1. ## Dumbbell Contour Integral

(First off I hope I am posting in the right location)

So I am pretty new to complex analysis, but I seem to have a handle on most contour integrals that can be solved by direct use of the residue theorem and I am getting stuck dealing with Branch cuts.

Particularly I am dealing with what I think is a frustrating integral.

Using contour integration I am suppose to deal with
$\displaystyle \int \!{\frac {1}{ \left( {a}^{2}+{x}^{2} \right) \sqrt {1-{x}^{2}}}}{ dx}$
from -1 to 1

I figured out that I want to use a branch cut from -1 to 1 and a contour that goes counter-clockwise around the two branch points at -1 and 1 in the shape of a dumbbell (or dogbone) with the semi-circle ends near -1 and 1.

Any help would be great.

Thanks

2. Okay, and that integral is the sum of the residues at x= 1 and x= -1. Have you found them? After you know the value of the contour integral, look at the circles on the ends. What is the limit of those integrals as the radius goes to 0? If you subtract that off, what is left is the integrals along the lines- that may be a problem because you are integrating from -1 to 1 and from 1 to -1.
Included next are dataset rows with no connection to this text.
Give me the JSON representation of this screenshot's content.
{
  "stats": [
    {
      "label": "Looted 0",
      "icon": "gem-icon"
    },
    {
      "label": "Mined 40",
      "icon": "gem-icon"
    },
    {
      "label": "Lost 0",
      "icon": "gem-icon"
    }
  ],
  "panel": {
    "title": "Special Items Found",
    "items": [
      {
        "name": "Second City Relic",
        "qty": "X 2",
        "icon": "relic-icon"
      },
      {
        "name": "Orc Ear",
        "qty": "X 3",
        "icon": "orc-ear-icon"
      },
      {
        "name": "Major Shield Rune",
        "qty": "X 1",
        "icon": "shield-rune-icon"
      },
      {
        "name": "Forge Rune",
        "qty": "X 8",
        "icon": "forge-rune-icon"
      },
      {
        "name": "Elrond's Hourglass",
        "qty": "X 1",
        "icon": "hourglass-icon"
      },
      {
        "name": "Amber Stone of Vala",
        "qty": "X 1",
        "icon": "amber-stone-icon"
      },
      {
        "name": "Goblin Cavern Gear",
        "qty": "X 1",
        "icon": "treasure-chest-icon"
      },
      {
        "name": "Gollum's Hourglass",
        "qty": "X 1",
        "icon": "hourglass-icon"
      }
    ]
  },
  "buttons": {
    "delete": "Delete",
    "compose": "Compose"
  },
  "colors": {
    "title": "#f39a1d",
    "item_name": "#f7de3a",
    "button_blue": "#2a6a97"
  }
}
3. There are no residues at the branch points since these are non-isolated singularities. This is what I'd do:

You have:

$\displaystyle f(z)=\frac{1}{(z-ia)(z+ia)\sqrt{1-z^2}}$
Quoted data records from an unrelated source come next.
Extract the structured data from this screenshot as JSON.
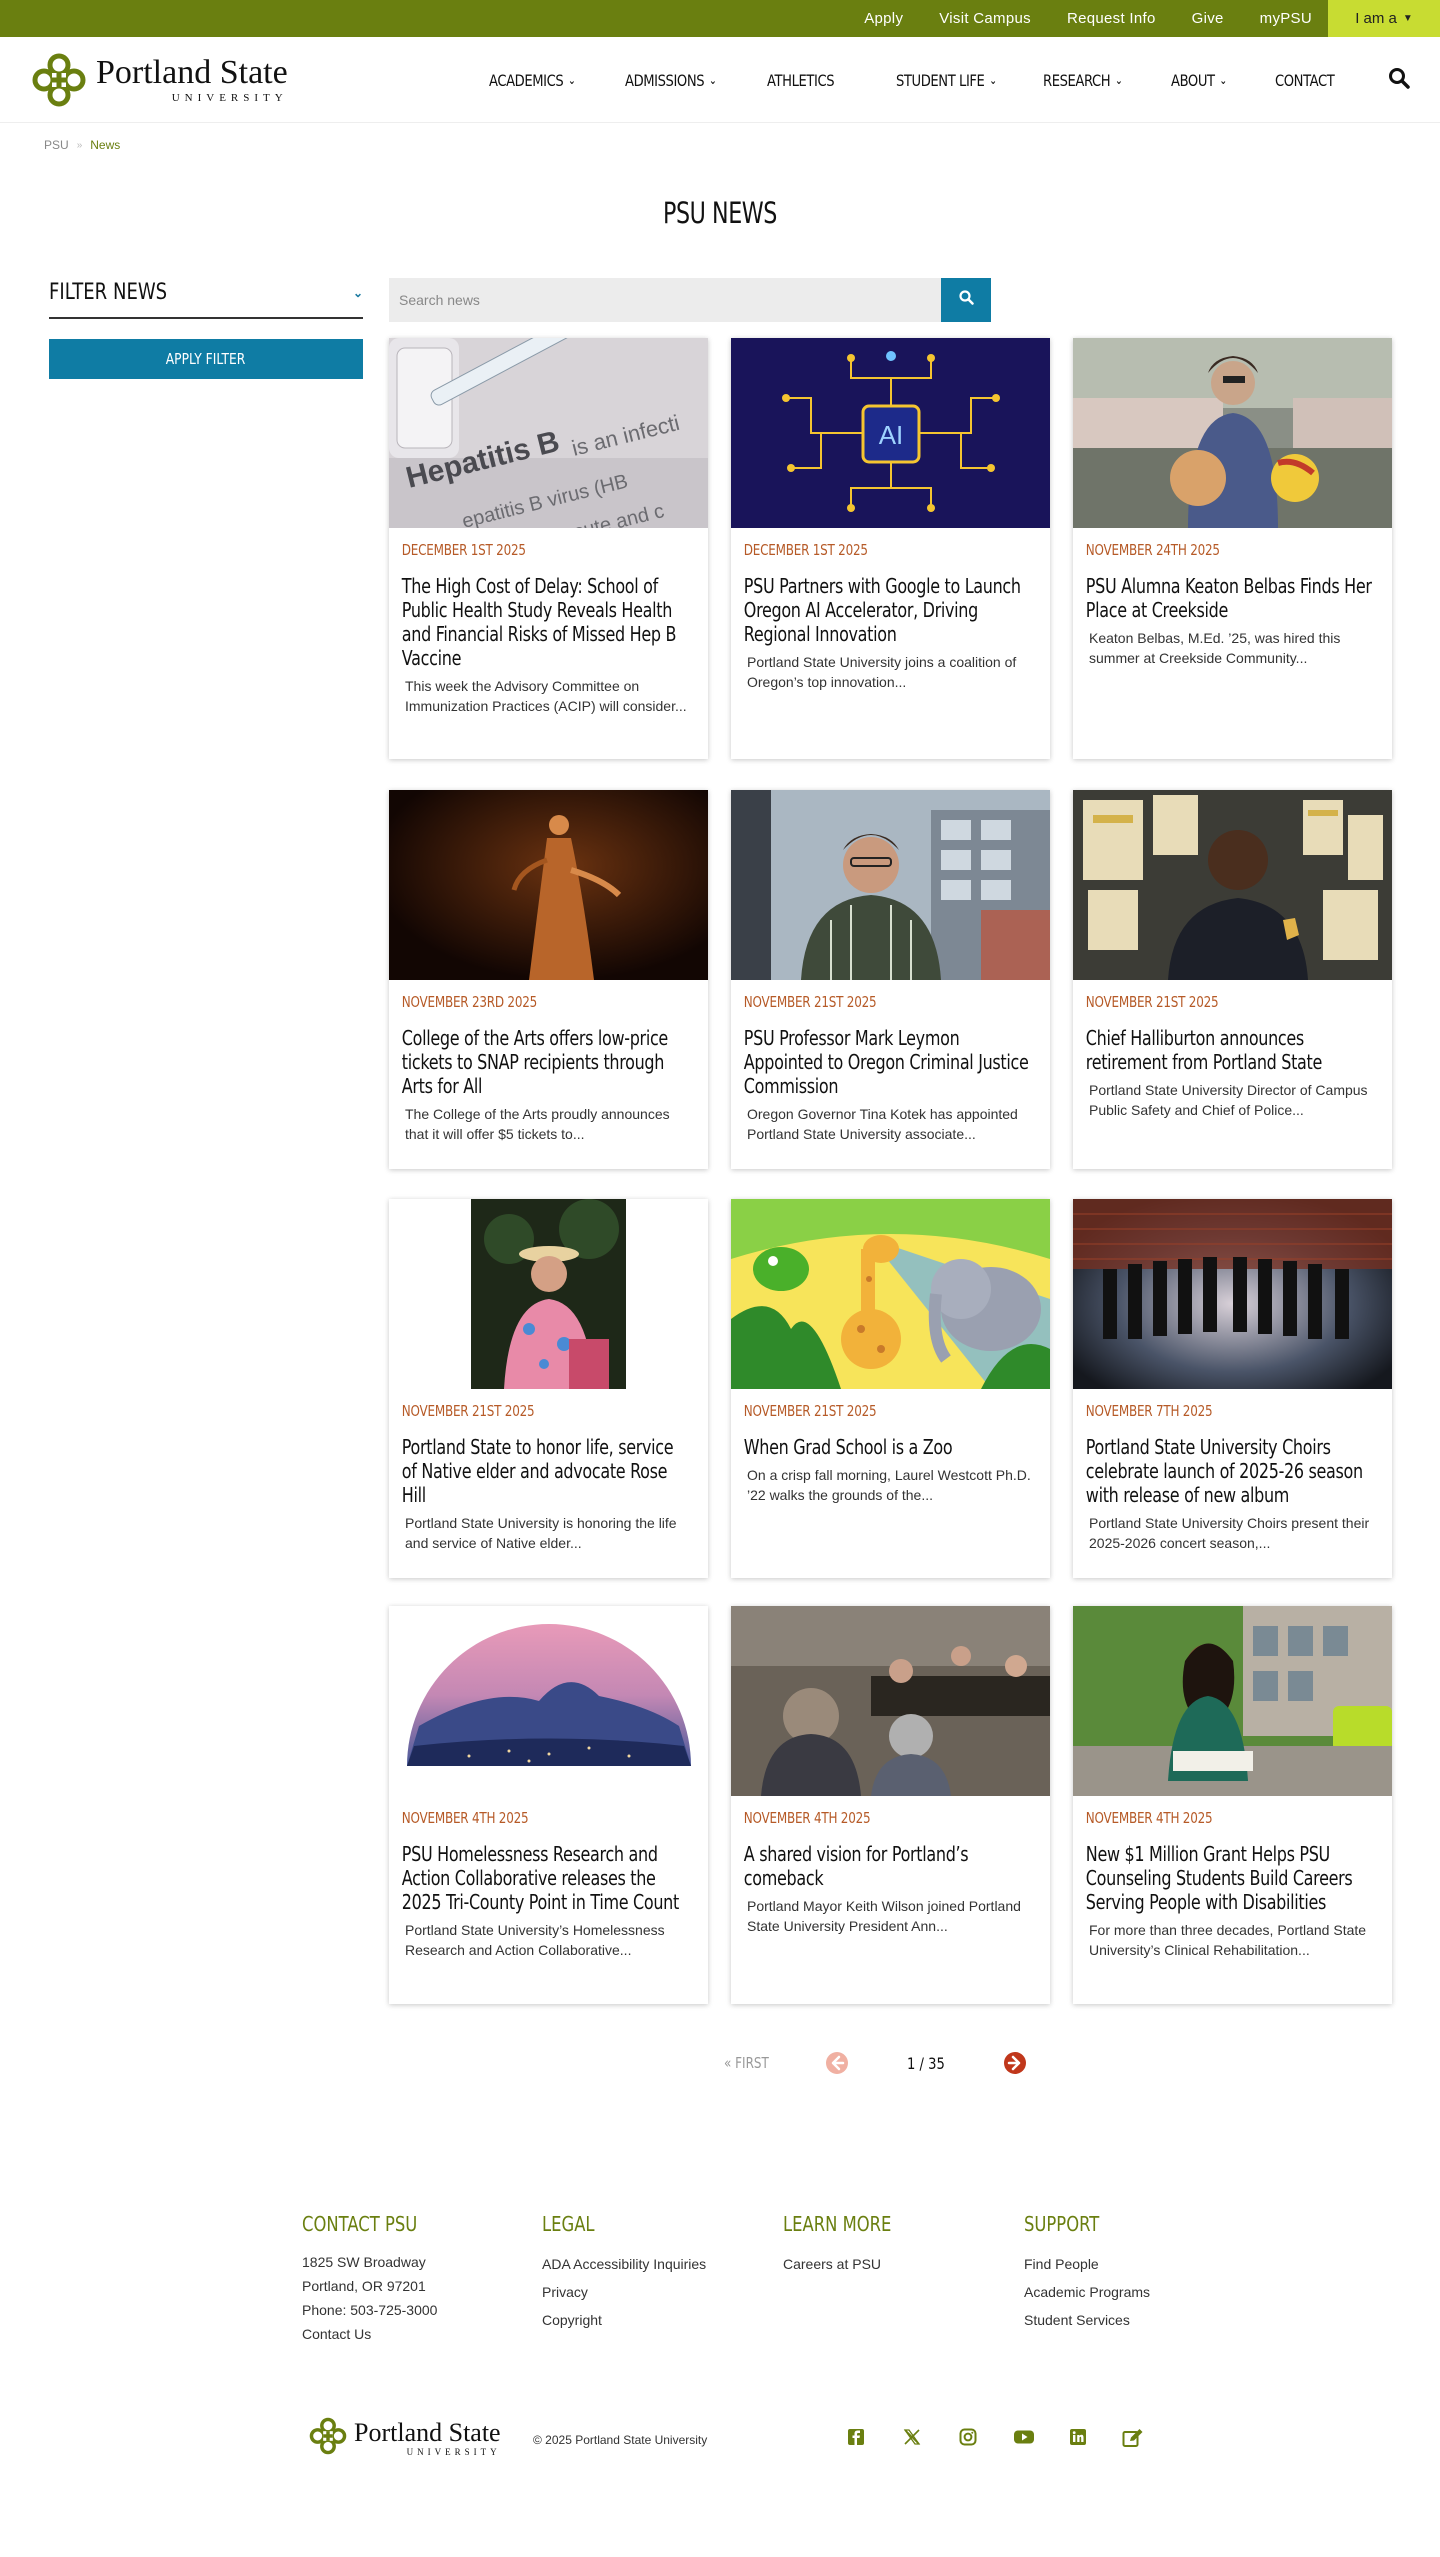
{
  "utility_links": [
    "Apply",
    "Visit Campus",
    "Request Info",
    "Give",
    "myPSU"
  ],
  "iam_label": "I am a",
  "logo": {
    "name": "Portland State",
    "sub": "UNIVERSITY"
  },
  "nav": [
    "ACADEMICS",
    "ADMISSIONS",
    "ATHLETICS",
    "STUDENT LIFE",
    "RESEARCH",
    "ABOUT",
    "CONTACT"
  ],
  "breadcrumb": {
    "root": "PSU",
    "current": "News"
  },
  "page_title": "PSU NEWS",
  "filter": {
    "title": "FILTER NEWS",
    "apply": "APPLY FILTER"
  },
  "search": {
    "placeholder": "Search news"
  },
  "cards": [
    {
      "date": "DECEMBER 1ST 2025",
      "title": "The High Cost of Delay: School of Public Health Study Reveals Health and Financial Risks of Missed Hep B Vaccine",
      "desc": "This week the Advisory Committee on Immunization Practices (ACIP) will consider..."
    },
    {
      "date": "DECEMBER 1ST 2025",
      "title": "PSU Partners with Google to Launch Oregon AI Accelerator, Driving Regional Innovation",
      "desc": "Portland State University joins a coalition of Oregon’s top innovation..."
    },
    {
      "date": "NOVEMBER 24TH 2025",
      "title": "PSU Alumna Keaton Belbas Finds Her Place at Creekside",
      "desc": "Keaton Belbas, M.Ed. ’25, was hired this summer at Creekside Community..."
    },
    {
      "date": "NOVEMBER 23RD 2025",
      "title": "College of the Arts offers low-price tickets to SNAP recipients through Arts for All",
      "desc": "The College of the Arts proudly announces that it will offer $5 tickets to..."
    },
    {
      "date": "NOVEMBER 21ST 2025",
      "title": "PSU Professor Mark Leymon Appointed to Oregon Criminal Justice Commission",
      "desc": "Oregon Governor Tina Kotek has appointed Portland State University associate..."
    },
    {
      "date": "NOVEMBER 21ST 2025",
      "title": "Chief Halliburton announces retirement from Portland State",
      "desc": "Portland State University Director of Campus Public Safety and Chief of Police..."
    },
    {
      "date": "NOVEMBER 21ST 2025",
      "title": "Portland State to honor life, service of Native elder and advocate Rose Hill",
      "desc": "Portland State University is honoring the life and service of Native elder..."
    },
    {
      "date": "NOVEMBER 21ST 2025",
      "title": "When Grad School is a Zoo",
      "desc": "On a crisp fall morning, Laurel Westcott Ph.D. ’22 walks the grounds of the..."
    },
    {
      "date": "NOVEMBER 7TH 2025",
      "title": "Portland State University Choirs celebrate launch of 2025-26 season with release of new album",
      "desc": "Portland State University Choirs present their 2025-2026 concert season,..."
    },
    {
      "date": "NOVEMBER 4TH 2025",
      "title": "PSU Homelessness Research and Action Collaborative releases the 2025 Tri-County Point in Time Count",
      "desc": "Portland State University’s Homelessness Research and Action Collaborative..."
    },
    {
      "date": "NOVEMBER 4TH 2025",
      "title": "A shared vision for Portland’s comeback",
      "desc": "Portland Mayor Keith Wilson joined Portland State University President Ann..."
    },
    {
      "date": "NOVEMBER 4TH 2025",
      "title": "New $1 Million Grant Helps PSU Counseling Students Build Careers Serving People with Disabilities",
      "desc": "For more than three decades, Portland State University’s Clinical Rehabilitation..."
    }
  ],
  "pager": {
    "first": "« FIRST",
    "count": "1 / 35"
  },
  "footer": {
    "contact": {
      "title": "CONTACT PSU",
      "address1": "1825 SW Broadway",
      "address2": "Portland, OR 97201",
      "phone": "Phone: 503-725-3000",
      "link": "Contact Us"
    },
    "legal": {
      "title": "LEGAL",
      "links": [
        "ADA Accessibility Inquiries",
        "Privacy",
        "Copyright"
      ]
    },
    "learn": {
      "title": "LEARN MORE",
      "links": [
        "Careers at PSU"
      ]
    },
    "support": {
      "title": "SUPPORT",
      "links": [
        "Find People",
        "Academic Programs",
        "Student Services"
      ]
    },
    "copyright": "© 2025 Portland State University"
  },
  "colors": {
    "olive": "#6a7f10",
    "lime": "#c8dc32",
    "blue": "#0f7ca4",
    "date_orange": "#b65a27",
    "pager_red": "#c0371b"
  },
  "icons": [
    "search-icon",
    "facebook-icon",
    "x-icon",
    "instagram-icon",
    "youtube-icon",
    "linkedin-icon",
    "edit-icon"
  ]
}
That's a multi-function (with multi-residues) consisting of two sheets each of which is analytic outside the branch points and poles of the function. Now, chose one of those sheets and consider the dog-bone contour AND two contour around the poles, AND another large contour with $\displaystyle |z|>a$ (or max of (1,a)) over that sheet. Now, all these contours are over a totally analytic function and so the integral over the contour $\displaystyle |z|>a$ is then equal to the sum of the integrals over the others right? That's:

$\displaystyle \mathop\int\limits_{|z|>a} f_1(z)dz=\mathop\int\limits_{\text{bone}} f_1(z)dz+\mathop\int\limits_{z=ai+\rho e^{it}} f_1(z)dz+\mathop\int\limits_{z=-ai+\rho e^{it}} f_1(z)dz$

Where I'm using $\displaystyle f_1(z)$ to designate my analytic sheet. Now, you can calculate the integral over $\displaystyle |z|>a$ using the residue at infinity. You can calculate the integral over the bone by remembering it's across a branch-cut, so it's value below the real axis is minus it's value above and the contours around the branch-points as the radius goes to zero you can figure out. Now, as far as the integrals around each pole, you can calculate those using the CORRECT value of the residue based on the "determination" of the square root at each pole. So if we choose the sheet so that $\displaystyle \sqrt{1-z^2}\equiv \sqrt{1-z^2}$ above the real axis, than use that value in the calculation of the residue there. But below the real axis, $\displaystyle \sqrt{1-z^2}\equiv -\sqrt{1-z^2}$.

4. Ok so I understand the dogbone part (if I find the residues and compute the dogbone contour's associated with the integral) I get $\displaystyle 2*Pi/(a*sqrt(1+a^2)))$, but I don't quite understand how to do the rest.

If I plug the integral into wolfram alpha I end up with :

$\displaystyle integral_(-1)^11/((a^2+x^2) sqrt(1-x^2)) dx = (pi sqrt(1/a^2))/sqrt(a^2+1)$

I am pretty confident that i am missing something

5. You understand the residue at infinity right? Look at the plot below which shows what we'e integrating over except I'm not drawing the other contours cus' it's tedious. Then:

$\displaystyle \mathop\oint\limits_{\text{yellow}} f_1(z)dz=\int_{1}^{-1} f(x)dx+\int_{-1}^1 (-f(x))dx+\text{Residue part}$

So that taking the residue at infinity and simplifying:

$\displaystyle 2\pi i \mathop\text{Res}_{z=\infty} f_1(z)=-2\int_{-1}^1 f(x)dx+\text{Residue part}$

$\displaystyle 2\pi i\mathop\text{Res}_{z=0} \frac{1}{z^2} f_1(1/z)=-2\int_{-1}^1 f(x)dx+\text{Residue part}$

And it just so happens that the residue at infinity is the same for either sheet so that you can just substitute $\displaystyle z\to 1/z$ into f(z) and show that the residue at infinity is in fact zero since the numerator of $\displaystyle 1/z^2 f(1/z)$ has a term greater than $\displaystyle z^2$ right?

Also, I'm not an expert in this so I may have a few loose ends as far as rigorously defining the sheets we're using.